When you first walk into the Stamp Gallery and start reading about what the exhibit is about, you are reading the vinyl. I’d like to start off by admitting that, before I started working at the gallery, I was under the impression that someone had to come and actually hand-paint the words onto the wall…which I’m glad is not the case! After the exhibition overview is typed up in a Word doc, it is sent to be blown up in size and then printed out on a kind of sticker-like paper. Before sticking this onto the wall, we measure the length/width of the sheet, take a ruler to the wall, level it, and make light pencil marks for guidelines. Next, we peel off the outer layer of the sheet, which uncovers the sticky part that goes onto the wall. Once we have the sheet up on the wall, we smooth out any wrinkles and press it against the wall as much as possible – this makes it easier to peel the paper off without peeling the actual letters off as well. The final step is to do the actual peeling!
In the gallery, we have “moveable” walls that are stored in the back. The wall holding Titus Kaphar’s The Jerome Project (Asphalt and Chalk) XII is a moveable wall.
These walls allow us the mobility to create new, smaller spaces within our existing gallery space. They also provide extra surface area to accommodate more pieces, draw attention to particular works, as well as provide general interest and variability to the eye. For this exhibition in particular, we added a wall behind the podium holding Wafaa Bilal’s Perseus Beheading Medusa and Pink David in order to direct focus onto the pieces, since they are relatively small objects in comparison to the space.
Tracks along the ceiling of the gallery provide grooves that the lights hook into. There are three tracks spanning the length of the space, and five tracks running widthwise. The lights themselves consist of a bulb attached to a frame that can be maneuvered to adjust the angle of the light accordingly. In addition, there are metal bars within the hook of the frame that conduct electricity and make the light turn on when attached to the track. Depending on the needs of the exhibition/pieces, the lights can be placed so that they either “spotlight” or provide a softer, glow to the work. When spotlighting, the lights are generally placed closer to the piece, which provides a very direct focus.
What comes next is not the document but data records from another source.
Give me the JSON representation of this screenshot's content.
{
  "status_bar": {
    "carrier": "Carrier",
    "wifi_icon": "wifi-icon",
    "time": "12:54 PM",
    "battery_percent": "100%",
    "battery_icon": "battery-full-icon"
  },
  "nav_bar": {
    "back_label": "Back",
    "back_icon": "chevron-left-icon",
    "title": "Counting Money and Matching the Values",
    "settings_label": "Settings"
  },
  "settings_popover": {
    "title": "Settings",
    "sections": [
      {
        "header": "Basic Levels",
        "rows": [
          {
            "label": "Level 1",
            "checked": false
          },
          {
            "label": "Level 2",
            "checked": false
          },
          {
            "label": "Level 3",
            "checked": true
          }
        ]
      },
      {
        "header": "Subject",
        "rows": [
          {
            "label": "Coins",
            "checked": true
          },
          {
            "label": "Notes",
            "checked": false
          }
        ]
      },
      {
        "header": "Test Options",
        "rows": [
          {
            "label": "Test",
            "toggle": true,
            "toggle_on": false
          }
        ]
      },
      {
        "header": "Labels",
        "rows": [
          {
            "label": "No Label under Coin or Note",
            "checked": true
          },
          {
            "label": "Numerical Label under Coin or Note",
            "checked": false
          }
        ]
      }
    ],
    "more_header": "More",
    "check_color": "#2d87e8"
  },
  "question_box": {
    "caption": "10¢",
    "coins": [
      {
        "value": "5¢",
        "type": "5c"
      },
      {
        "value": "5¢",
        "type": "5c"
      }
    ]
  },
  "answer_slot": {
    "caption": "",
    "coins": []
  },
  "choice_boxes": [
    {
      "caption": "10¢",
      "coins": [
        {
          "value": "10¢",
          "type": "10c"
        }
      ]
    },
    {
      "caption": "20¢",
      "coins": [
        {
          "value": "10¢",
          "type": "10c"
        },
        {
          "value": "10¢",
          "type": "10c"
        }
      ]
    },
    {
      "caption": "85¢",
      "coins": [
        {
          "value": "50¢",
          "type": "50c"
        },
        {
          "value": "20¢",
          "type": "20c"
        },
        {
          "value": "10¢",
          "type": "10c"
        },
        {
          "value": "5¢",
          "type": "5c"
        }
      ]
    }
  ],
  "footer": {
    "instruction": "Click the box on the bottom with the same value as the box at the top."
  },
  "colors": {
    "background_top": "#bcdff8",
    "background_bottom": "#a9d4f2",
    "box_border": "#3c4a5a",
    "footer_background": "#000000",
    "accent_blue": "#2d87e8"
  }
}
Setting the light farther back creates more of an atmosphere and harmonization for the piece as well as the space surrounding it. Other things to keep in mind when setting up lights is reflection, shadows, and the color casted by the bulb. For the pieces that contain a glass covering, we had to consider the effects of possible reflections caused by our lighting choices. In addition, we can control the degree and location of shadows by light placement. For Ellington Robinson’s Oath of the Imperialists, we played around with the distance of the lights from the work in order to “shift” the shadows around.
Finally, some bulbs are older than others and cast a softer, more yellow hue than the newer ones, which typically cast a very bright, verging on greenish tint. We usually try to match the shades of light throughout the exhibit.
Of course, there are many other aspects that go into a gallery installation that I haven’t mentioned here – each show is unique in terms of the methods used to bring it together. For a closer look at the results of our installation, be sure to check out the opening reception of CAPP New Arrivals 2015 this Friday, September 25th between 6-10pm.
See you there!